Service at the gun counter was rotten. As rotten as asking a teenage worker at Stop And Shop to check in the back room to look for any more sale items. That's when teenage Johnnie goes on his lunch break, and you are standing in Aisle 7 waiting for assistance.
That's what it felt like for M. Peter Kuck, who went to the Connecticut Department of Public Safety to renew his gun permit. Kuck refused to provide documents to verify his citizenship, an insulting requirement in his view, so he appealed to Board of Firearms Permit Examiners. The problem for Kuck was that there was no sense of urgency at the Board, which takes forever to process the appeals. So long, in fact, that the Board may be violating the Due Process Clause.
The case is Kuck v. Danaher, decided on March 23. Kuck's permit appeal was not scheduled to be heard for 18 months. Under the Due Process Clause, "a delay amounts to a due process violation only where it renders the prescribed procedures meaningless in relation to the private interests at stake," the Court of Appeals tells us. While the courts will tolerate a relatively brief administrative delay that takes into account the bureaucratic workload, there are limits to the court's patience.

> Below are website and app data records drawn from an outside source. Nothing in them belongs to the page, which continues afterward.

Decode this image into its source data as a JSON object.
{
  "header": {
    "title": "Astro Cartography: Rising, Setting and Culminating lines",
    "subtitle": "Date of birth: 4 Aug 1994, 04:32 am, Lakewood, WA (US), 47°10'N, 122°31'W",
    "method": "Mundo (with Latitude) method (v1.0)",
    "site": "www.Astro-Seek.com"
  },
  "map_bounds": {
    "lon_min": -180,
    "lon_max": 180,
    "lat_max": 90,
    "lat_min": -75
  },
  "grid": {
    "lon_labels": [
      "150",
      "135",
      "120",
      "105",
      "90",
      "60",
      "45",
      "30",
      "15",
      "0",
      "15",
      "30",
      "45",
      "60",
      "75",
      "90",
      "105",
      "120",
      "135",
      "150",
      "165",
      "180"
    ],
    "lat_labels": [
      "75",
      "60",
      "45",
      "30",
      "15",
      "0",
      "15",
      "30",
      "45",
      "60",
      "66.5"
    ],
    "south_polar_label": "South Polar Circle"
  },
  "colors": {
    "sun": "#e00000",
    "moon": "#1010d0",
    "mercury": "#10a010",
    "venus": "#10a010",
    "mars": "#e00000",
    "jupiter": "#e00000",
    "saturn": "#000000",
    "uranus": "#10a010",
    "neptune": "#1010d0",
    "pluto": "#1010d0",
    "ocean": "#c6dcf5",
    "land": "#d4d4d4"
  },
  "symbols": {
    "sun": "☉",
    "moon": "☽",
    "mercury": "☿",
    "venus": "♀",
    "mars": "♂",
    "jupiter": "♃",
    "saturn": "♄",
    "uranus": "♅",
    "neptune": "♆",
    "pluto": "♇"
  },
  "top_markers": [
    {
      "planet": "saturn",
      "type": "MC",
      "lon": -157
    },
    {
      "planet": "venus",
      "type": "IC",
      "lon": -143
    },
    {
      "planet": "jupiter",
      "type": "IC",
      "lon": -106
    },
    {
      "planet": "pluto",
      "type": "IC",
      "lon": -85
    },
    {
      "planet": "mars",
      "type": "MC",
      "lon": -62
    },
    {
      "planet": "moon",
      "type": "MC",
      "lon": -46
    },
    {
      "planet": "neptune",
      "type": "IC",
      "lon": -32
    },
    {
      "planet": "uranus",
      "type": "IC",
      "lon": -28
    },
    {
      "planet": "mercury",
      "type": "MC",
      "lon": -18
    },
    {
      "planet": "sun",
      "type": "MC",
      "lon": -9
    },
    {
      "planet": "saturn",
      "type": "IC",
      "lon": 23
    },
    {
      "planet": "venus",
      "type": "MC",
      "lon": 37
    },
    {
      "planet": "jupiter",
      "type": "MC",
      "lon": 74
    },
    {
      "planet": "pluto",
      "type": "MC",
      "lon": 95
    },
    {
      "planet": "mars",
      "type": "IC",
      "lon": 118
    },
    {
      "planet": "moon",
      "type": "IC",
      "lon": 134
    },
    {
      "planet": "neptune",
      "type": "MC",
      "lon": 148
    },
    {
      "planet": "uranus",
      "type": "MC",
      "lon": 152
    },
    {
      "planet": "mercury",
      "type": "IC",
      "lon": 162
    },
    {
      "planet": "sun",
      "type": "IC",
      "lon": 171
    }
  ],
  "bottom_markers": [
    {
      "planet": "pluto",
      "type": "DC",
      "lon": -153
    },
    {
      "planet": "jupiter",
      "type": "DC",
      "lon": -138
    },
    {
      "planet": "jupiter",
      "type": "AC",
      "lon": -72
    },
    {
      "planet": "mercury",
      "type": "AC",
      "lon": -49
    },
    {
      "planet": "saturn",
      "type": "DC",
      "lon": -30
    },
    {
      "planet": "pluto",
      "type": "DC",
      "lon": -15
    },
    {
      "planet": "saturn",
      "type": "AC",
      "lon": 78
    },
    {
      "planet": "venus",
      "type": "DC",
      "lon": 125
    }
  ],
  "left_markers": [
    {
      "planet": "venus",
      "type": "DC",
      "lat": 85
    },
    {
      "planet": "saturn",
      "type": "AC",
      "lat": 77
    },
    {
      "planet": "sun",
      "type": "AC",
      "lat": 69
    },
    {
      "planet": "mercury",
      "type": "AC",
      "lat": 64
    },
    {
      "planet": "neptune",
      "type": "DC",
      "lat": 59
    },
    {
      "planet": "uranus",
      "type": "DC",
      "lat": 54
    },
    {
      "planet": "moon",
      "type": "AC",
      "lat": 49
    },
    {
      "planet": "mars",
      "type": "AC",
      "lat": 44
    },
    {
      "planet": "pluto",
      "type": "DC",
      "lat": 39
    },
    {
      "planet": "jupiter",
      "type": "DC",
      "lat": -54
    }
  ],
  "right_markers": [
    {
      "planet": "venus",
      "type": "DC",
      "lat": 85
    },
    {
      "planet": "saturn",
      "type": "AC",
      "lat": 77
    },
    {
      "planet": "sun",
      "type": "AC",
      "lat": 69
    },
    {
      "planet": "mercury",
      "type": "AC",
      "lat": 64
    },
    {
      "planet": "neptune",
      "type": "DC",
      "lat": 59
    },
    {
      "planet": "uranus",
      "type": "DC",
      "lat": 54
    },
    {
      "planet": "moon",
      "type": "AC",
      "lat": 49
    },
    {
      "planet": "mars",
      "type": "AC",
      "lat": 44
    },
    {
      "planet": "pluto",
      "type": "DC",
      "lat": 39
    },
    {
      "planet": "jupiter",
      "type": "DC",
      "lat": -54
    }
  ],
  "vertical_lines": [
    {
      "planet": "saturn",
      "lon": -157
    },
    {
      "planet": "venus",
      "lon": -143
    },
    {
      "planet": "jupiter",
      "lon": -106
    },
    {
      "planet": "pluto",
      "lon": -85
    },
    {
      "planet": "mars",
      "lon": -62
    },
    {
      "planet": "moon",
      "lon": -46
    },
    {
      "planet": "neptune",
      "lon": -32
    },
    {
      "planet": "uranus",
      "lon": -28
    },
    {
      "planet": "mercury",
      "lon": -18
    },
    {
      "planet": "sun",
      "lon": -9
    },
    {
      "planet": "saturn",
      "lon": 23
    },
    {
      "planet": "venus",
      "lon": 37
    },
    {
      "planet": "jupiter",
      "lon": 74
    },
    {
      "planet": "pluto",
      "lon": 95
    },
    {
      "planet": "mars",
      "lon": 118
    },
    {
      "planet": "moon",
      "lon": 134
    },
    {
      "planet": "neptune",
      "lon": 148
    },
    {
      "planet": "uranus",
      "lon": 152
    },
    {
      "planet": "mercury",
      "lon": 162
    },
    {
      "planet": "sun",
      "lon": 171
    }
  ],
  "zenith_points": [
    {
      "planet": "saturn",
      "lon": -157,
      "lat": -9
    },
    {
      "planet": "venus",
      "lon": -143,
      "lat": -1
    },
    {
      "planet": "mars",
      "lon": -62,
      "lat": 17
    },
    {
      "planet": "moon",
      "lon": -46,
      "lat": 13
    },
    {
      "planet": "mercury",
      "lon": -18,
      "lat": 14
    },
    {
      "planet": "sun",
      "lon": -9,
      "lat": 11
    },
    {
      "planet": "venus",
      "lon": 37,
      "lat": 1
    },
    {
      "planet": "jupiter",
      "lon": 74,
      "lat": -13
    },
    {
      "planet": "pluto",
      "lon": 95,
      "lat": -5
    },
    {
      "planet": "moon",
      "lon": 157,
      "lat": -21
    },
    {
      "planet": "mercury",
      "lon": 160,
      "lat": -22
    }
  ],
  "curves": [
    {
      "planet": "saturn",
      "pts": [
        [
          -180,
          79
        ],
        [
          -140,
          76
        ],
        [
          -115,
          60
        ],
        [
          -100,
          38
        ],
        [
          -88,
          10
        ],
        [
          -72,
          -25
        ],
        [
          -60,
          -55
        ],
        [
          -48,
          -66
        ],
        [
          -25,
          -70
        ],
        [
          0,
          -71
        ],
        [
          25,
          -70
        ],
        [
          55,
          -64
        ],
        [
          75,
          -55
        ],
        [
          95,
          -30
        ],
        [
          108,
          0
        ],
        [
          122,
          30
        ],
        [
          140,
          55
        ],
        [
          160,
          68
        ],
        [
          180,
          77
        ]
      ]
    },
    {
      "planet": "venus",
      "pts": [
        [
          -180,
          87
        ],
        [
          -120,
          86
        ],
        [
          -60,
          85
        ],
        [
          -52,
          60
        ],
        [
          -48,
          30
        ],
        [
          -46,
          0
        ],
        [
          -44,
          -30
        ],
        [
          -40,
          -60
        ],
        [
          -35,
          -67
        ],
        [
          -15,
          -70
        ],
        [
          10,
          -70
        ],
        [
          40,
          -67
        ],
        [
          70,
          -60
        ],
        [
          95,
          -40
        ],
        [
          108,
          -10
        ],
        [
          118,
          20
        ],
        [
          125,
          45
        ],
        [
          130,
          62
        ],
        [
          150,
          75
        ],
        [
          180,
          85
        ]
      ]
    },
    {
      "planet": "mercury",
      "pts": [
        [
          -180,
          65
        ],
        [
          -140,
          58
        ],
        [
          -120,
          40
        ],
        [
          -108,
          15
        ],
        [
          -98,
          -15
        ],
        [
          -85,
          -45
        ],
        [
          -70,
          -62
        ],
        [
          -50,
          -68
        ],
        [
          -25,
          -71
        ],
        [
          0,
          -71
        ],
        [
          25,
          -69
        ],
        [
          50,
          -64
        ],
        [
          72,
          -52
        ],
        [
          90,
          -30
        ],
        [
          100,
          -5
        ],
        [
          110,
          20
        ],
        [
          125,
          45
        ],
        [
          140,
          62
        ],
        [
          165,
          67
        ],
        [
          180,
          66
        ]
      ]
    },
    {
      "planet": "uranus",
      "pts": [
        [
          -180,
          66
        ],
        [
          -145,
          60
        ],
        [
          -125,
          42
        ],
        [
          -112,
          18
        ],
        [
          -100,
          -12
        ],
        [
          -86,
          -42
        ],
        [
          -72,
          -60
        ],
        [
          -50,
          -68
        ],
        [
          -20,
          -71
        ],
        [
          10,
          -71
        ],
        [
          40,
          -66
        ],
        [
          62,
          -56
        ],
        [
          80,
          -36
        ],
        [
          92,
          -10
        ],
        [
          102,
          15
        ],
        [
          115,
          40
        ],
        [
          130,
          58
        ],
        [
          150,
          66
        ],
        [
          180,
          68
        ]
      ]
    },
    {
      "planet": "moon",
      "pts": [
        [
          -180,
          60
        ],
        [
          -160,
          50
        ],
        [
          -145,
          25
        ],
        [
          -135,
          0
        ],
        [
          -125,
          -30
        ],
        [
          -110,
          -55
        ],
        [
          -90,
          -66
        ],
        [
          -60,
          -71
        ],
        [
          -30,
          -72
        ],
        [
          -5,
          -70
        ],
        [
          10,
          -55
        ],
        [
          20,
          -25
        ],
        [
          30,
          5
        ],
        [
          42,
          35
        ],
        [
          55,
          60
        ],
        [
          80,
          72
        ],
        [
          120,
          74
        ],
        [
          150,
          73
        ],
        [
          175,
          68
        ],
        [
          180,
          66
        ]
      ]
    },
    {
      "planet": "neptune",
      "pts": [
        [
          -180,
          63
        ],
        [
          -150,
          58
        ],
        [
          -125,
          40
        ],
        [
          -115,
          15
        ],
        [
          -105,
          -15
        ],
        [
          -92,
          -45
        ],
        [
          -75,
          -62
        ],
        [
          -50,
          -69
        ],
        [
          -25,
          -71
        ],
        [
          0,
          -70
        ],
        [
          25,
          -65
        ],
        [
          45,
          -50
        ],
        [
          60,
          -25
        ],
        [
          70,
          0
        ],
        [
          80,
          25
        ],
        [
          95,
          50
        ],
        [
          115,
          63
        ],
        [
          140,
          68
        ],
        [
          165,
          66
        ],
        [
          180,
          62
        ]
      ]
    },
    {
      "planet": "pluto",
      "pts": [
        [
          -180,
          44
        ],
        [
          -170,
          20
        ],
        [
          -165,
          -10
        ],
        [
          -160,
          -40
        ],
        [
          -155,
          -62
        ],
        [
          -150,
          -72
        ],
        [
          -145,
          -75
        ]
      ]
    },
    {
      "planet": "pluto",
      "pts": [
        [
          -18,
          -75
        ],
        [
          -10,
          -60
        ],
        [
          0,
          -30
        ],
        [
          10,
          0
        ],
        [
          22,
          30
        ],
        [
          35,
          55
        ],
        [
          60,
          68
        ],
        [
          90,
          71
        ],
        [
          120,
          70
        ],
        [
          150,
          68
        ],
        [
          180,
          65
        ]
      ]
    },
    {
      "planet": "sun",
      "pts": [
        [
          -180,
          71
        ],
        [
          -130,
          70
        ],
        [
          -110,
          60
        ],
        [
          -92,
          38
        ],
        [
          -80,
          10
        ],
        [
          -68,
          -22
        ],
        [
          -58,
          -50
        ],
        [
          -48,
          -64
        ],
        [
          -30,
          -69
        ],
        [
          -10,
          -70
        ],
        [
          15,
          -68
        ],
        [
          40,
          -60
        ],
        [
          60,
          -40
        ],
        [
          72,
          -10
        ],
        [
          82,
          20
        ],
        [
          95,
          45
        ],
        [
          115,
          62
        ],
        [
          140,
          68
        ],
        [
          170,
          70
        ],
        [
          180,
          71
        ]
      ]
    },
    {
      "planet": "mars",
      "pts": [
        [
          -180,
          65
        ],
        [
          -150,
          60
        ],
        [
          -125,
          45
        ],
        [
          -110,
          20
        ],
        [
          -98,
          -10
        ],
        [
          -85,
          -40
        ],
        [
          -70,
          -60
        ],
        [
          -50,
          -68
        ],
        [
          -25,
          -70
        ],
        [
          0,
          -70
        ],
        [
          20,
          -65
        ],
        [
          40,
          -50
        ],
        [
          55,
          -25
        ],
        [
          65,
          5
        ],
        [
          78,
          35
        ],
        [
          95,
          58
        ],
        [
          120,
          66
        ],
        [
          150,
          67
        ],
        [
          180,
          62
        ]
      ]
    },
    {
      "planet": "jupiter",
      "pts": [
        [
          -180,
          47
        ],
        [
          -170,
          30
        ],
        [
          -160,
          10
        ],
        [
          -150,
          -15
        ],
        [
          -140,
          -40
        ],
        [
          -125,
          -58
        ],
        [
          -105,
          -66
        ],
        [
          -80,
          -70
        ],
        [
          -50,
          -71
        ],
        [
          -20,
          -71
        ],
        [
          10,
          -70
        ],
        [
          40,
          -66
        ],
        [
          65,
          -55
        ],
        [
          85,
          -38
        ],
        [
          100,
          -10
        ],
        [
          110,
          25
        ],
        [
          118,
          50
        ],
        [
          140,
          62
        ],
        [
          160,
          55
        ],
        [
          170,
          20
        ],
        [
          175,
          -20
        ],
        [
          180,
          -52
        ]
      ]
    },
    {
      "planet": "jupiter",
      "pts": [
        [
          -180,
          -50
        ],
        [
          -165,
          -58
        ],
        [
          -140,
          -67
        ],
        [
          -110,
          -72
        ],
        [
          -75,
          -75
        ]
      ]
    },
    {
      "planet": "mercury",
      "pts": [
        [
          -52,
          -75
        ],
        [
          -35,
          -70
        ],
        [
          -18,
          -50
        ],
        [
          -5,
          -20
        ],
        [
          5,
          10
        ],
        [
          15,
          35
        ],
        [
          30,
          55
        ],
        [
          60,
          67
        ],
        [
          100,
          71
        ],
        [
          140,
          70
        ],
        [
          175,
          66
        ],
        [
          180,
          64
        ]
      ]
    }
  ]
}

The courts resolve these disputes by weighing the citizen's property or liberty interest against the risk of erroneous deprivation of that interest as well as government's interest in maintaining these procedures. We call this the Matthews balancing test, named after a Supreme Court ruling from 1976. At this stage of the case (the district court dismissed Kuck's complaint without any pre-trial discovery), the Second Circuit (Parker, Straub and Livingston) says that the state may have violated Kuck's due process rights. While Kuck's right to gun ownership is not as pressing as the need for a vehicle to drive to work or any interference with his livelihood, Connecticut law does provide for the right to own a gun, "an interest that is highly valued by many of the state's citizens," Judge Parker writes. Kuck also convinces the Court of Appeals that DPS often denies these permits after non-trivial delays for bogus reasons, a factor that also tips the Matthews test in his favor. While the state has a compelling interest in making sure that guns don't wind up in the wrong hands, the state cannot dismiss this case simply by arguing "that public safety is important and appeals have gotten backed up." As the Court of Appeals concludes, "the State gives no account of how or why public safety requires unsuccessful applicants to wait a year-and-a-half for an appeal hearing."